- _GIVEN RECORDS_:
★ ★ ★ ★ ★
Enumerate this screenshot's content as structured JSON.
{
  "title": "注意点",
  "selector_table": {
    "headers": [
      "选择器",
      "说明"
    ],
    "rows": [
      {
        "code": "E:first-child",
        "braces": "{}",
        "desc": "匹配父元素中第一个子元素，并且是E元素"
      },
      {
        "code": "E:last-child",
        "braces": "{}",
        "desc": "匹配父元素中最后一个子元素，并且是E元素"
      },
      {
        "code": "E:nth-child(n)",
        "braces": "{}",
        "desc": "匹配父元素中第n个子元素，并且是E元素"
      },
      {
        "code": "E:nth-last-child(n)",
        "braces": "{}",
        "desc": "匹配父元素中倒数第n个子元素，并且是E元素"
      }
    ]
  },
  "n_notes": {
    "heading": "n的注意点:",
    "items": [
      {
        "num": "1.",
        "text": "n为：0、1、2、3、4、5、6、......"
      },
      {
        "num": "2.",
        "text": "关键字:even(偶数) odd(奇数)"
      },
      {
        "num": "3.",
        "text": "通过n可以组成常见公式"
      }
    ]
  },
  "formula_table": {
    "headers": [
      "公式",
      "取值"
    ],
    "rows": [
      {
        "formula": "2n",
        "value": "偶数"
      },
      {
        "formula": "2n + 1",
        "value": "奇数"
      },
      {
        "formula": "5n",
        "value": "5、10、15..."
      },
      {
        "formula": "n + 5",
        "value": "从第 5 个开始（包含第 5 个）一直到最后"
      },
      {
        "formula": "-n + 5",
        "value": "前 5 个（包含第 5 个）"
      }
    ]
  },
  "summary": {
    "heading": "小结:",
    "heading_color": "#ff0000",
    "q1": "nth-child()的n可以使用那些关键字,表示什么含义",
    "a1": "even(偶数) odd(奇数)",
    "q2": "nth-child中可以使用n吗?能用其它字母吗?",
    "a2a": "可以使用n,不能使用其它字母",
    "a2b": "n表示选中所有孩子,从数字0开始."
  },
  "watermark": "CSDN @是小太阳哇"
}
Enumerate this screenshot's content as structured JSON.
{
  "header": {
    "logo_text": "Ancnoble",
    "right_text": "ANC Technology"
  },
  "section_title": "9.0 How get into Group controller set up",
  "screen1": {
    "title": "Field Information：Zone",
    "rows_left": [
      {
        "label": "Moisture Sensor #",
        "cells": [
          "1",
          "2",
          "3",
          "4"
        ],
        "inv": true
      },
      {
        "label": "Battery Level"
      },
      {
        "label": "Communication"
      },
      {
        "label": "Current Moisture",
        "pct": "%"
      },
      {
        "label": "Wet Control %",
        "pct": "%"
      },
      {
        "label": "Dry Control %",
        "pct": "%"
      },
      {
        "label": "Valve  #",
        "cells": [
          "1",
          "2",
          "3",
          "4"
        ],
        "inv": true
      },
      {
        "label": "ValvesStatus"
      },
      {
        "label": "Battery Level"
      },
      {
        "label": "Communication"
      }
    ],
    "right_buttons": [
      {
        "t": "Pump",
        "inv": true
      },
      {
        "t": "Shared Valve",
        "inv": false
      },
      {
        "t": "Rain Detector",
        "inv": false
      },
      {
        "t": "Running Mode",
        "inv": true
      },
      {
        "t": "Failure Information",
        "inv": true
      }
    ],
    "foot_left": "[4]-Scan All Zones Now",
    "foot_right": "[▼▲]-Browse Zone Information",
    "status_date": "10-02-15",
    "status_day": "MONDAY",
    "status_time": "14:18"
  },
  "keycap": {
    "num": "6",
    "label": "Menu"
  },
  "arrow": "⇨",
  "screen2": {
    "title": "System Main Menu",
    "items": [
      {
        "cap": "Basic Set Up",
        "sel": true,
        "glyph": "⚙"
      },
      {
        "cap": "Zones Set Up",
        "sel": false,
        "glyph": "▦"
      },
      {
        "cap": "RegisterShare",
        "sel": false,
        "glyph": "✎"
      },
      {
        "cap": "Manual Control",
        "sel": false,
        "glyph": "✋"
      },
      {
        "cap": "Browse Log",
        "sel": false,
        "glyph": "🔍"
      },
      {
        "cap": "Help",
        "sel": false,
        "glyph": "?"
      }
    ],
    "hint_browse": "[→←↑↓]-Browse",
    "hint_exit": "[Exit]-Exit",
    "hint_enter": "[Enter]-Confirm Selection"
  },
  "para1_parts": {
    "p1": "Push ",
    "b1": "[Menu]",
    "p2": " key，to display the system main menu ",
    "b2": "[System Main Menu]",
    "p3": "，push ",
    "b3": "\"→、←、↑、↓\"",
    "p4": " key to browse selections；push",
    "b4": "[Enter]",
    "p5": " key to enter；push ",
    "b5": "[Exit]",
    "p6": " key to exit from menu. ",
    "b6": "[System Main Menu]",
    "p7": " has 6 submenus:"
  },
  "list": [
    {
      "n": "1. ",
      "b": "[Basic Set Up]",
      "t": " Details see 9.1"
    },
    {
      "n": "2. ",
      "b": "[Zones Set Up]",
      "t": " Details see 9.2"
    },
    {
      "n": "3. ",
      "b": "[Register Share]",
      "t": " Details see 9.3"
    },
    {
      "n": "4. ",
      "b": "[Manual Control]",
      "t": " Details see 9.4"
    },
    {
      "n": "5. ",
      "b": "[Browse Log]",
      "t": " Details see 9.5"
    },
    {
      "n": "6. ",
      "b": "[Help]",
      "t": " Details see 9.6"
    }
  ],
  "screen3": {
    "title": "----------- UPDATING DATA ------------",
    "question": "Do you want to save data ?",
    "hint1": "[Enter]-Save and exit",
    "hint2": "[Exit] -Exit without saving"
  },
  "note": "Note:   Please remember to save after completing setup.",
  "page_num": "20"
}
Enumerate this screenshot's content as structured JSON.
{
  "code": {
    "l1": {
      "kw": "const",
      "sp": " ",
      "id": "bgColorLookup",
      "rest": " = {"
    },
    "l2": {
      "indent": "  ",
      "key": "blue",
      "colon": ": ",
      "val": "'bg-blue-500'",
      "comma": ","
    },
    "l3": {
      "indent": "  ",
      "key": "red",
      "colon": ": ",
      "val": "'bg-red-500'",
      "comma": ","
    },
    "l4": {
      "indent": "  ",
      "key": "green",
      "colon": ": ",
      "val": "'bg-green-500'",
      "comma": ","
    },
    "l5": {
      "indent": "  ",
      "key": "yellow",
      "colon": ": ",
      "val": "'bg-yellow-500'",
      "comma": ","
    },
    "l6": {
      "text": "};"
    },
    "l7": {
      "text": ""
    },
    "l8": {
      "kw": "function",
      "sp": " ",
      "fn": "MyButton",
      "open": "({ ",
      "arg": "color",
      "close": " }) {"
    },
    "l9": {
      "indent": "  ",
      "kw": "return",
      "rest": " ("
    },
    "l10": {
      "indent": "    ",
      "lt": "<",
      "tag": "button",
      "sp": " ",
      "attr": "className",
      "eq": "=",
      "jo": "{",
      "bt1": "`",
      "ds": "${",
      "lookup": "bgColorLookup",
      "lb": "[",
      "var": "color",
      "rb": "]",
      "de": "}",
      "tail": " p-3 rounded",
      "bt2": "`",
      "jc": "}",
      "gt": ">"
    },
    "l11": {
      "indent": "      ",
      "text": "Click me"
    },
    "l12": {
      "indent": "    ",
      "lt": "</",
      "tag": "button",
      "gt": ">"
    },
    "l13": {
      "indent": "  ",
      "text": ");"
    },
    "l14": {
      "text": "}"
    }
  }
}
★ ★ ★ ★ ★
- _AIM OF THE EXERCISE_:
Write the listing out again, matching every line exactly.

- _ANSWER BOX_:
Enumerate this screenshot's content as structured JSON.
{
  "title": "注意点",
  "selector_table": {
    "headers": [
      "选择器",
      "说明"
    ],
    "rows": [
      {
        "code": "E:first-child",
        "braces": "{}",
        "desc": "匹配父元素中第一个子元素，并且是E元素"
      },
      {
        "code": "E:last-child",
        "braces": "{}",
        "desc": "匹配父元素中最后一个子元素，并且是E元素"
      },
      {
        "code": "E:nth-child(n)",
        "braces": "{}",
        "desc": "匹配父元素中第n个子元素，并且是E元素"
      },
      {
        "code": "E:nth-last-child(n)",
        "braces": "{}",
        "desc": "匹配父元素中倒数第n个子元素，并且是E元素"
      }
    ]
  },
  "n_notes": {
    "heading": "n的注意点:",
    "items": [
      {
        "num": "1.",
        "text": "n为：0、1、2、3、4、5、6、......"
      },
      {
        "num": "2.",
        "text": "关键字:even(偶数) odd(奇数)"
      },
      {
        "num": "3.",
        "text": "通过n可以组成常见公式"
      }
    ]
  },
  "formula_table": {
    "headers": [
      "公式",
      "取值"
    ],
    "rows": [
      {
        "formula": "2n",
        "value": "偶数"
      },
      {
        "formula": "2n + 1",
        "value": "奇数"
      },
      {
        "formula": "5n",
        "value": "5、10、15..."
      },
      {
        "formula": "n + 5",
        "value": "从第 5 个开始（包含第 5 个）一直到最后"
      },
      {
        "formula": "-n + 5",
        "value": "前 5 个（包含第 5 个）"
      }
    ]
  },
  "summary": {
    "heading": "小结:",
    "heading_color": "#ff0000",
    "q1": "nth-child()的n可以使用那些关键字,表示什么含义",
    "a1": "even(偶数) odd(奇数)",
    "q2": "nth-child中可以使用n吗?能用其它字母吗?",
    "a2a": "可以使用n,不能使用其它字母",
    "a2b": "n表示选中所有孩子,从数字0开始."
  },
  "watermark": "CSDN @是小太阳哇"
}
Enumerate this screenshot's content as structured JSON.
{
  "header": {
    "logo_text": "Ancnoble",
    "right_text": "ANC Technology"
  },
  "section_title": "9.0 How get into Group controller set up",
  "screen1": {
    "title": "Field Information：Zone",
    "rows_left": [
      {
        "label": "Moisture Sensor #",
        "cells": [
          "1",
          "2",
          "3",
          "4"
        ],
        "inv": true
      },
      {
        "label": "Battery Level"
      },
      {
        "label": "Communication"
      },
      {
        "label": "Current Moisture",
        "pct": "%"
      },
      {
        "label": "Wet Control %",
        "pct": "%"
      },
      {
        "label": "Dry Control %",
        "pct": "%"
      },
      {
        "label": "Valve  #",
        "cells": [
          "1",
          "2",
          "3",
          "4"
        ],
        "inv": true
      },
      {
        "label": "ValvesStatus"
      },
      {
        "label": "Battery Level"
      },
      {
        "label": "Communication"
      }
    ],
    "right_buttons": [
      {
        "t": "Pump",
        "inv": true
      },
      {
        "t": "Shared Valve",
        "inv": false
      },
      {
        "t": "Rain Detector",
        "inv": false
      },
      {
        "t": "Running Mode",
        "inv": true
      },
      {
        "t": "Failure Information",
        "inv": true
      }
    ],
    "foot_left": "[4]-Scan All Zones Now",
    "foot_right": "[▼▲]-Browse Zone Information",
    "status_date": "10-02-15",
    "status_day": "MONDAY",
    "status_time": "14:18"
  },
  "keycap": {
    "num": "6",
    "label": "Menu"
  },
  "arrow": "⇨",
  "screen2": {
    "title": "System Main Menu",
    "items": [
      {
        "cap": "Basic Set Up",
        "sel": true,
        "glyph": "⚙"
      },
      {
        "cap": "Zones Set Up",
        "sel": false,
        "glyph": "▦"
      },
      {
        "cap": "RegisterShare",
        "sel": false,
        "glyph": "✎"
      },
      {
        "cap": "Manual Control",
        "sel": false,
        "glyph": "✋"
      },
      {
        "cap": "Browse Log",
        "sel": false,
        "glyph": "🔍"
      },
      {
        "cap": "Help",
        "sel": false,
        "glyph": "?"
      }
    ],
    "hint_browse": "[→←↑↓]-Browse",
    "hint_exit": "[Exit]-Exit",
    "hint_enter": "[Enter]-Confirm Selection"
  },
  "para1_parts": {
    "p1": "Push ",
    "b1": "[Menu]",
    "p2": " key，to display the system main menu ",
    "b2": "[System Main Menu]",
    "p3": "，push ",
    "b3": "\"→、←、↑、↓\"",
    "p4": " key to browse selections；push",
    "b4": "[Enter]",
    "p5": " key to enter；push ",
    "b5": "[Exit]",
    "p6": " key to exit from menu. ",
    "b6": "[System Main Menu]",
    "p7": " has 6 submenus:"
  },
  "list": [
    {
      "n": "1. ",
      "b": "[Basic Set Up]",
      "t": " Details see 9.1"
    },
    {
      "n": "2. ",
      "b": "[Zones Set Up]",
      "t": " Details see 9.2"
    },
    {
      "n": "3. ",
      "b": "[Register Share]",
      "t": " Details see 9.3"
    },
    {
      "n": "4. ",
      "b": "[Manual Control]",
      "t": " Details see 9.4"
    },
    {
      "n": "5. ",
      "b": "[Browse Log]",
      "t": " Details see 9.5"
    },
    {
      "n": "6. ",
      "b": "[Help]",
      "t": " Details see 9.6"
    }
  ],
  "screen3": {
    "title": "----------- UPDATING DATA ------------",
    "question": "Do you want to save data ?",
    "hint1": "[Enter]-Save and exit",
    "hint2": "[Exit] -Exit without saving"
  },
  "note": "Note:   Please remember to save after completing setup.",
  "page_num": "20"
}
Enumerate this screenshot's content as structured JSON.
{
  "code": {
    "l1": {
      "kw": "const",
      "sp": " ",
      "id": "bgColorLookup",
      "rest": " = {"
    },
    "l2": {
      "indent": "  ",
      "key": "blue",
      "colon": ": ",
      "val": "'bg-blue-500'",
      "comma": ","
    },
    "l3": {
      "indent": "  ",
      "key": "red",
      "colon": ": ",
      "val": "'bg-red-500'",
      "comma": ","
    },
    "l4": {
      "indent": "  ",
      "key": "green",
      "colon": ": ",
      "val": "'bg-green-500'",
      "comma": ","
    },
    "l5": {
      "indent": "  ",
      "key": "yellow",
      "colon": ": ",
      "val": "'bg-yellow-500'",
      "comma": ","
    },
    "l6": {
      "text": "};"
    },
    "l7": {
      "text": ""
    },
    "l8": {
      "kw": "function",
      "sp": " ",
      "fn": "MyButton",
      "open": "({ ",
      "arg": "color",
      "close": " }) {"
    },
    "l9": {
      "indent": "  ",
      "kw": "return",
      "rest": " ("
    },
    "l10": {
      "indent": "    ",
      "lt": "<",
      "tag": "button",
      "sp": " ",
      "attr": "className",
      "eq": "=",
      "jo": "{",
      "bt1": "`",
      "ds": "${",
      "lookup": "bgColorLookup",
      "lb": "[",
      "var": "color",
      "rb": "]",
      "de": "}",
      "tail": " p-3 rounded",
      "bt2": "`",
      "jc": "}",
      "gt": ">"
    },
    "l11": {
      "indent": "      ",
      "text": "Click me"
    },
    "l12": {
      "indent": "    ",
      "lt": "</",
      "tag": "button",
      "gt": ">"
    },
    "l13": {
      "indent": "  ",
      "text": ");"
    },
    "l14": {
      "text": "}"
    }
  }
}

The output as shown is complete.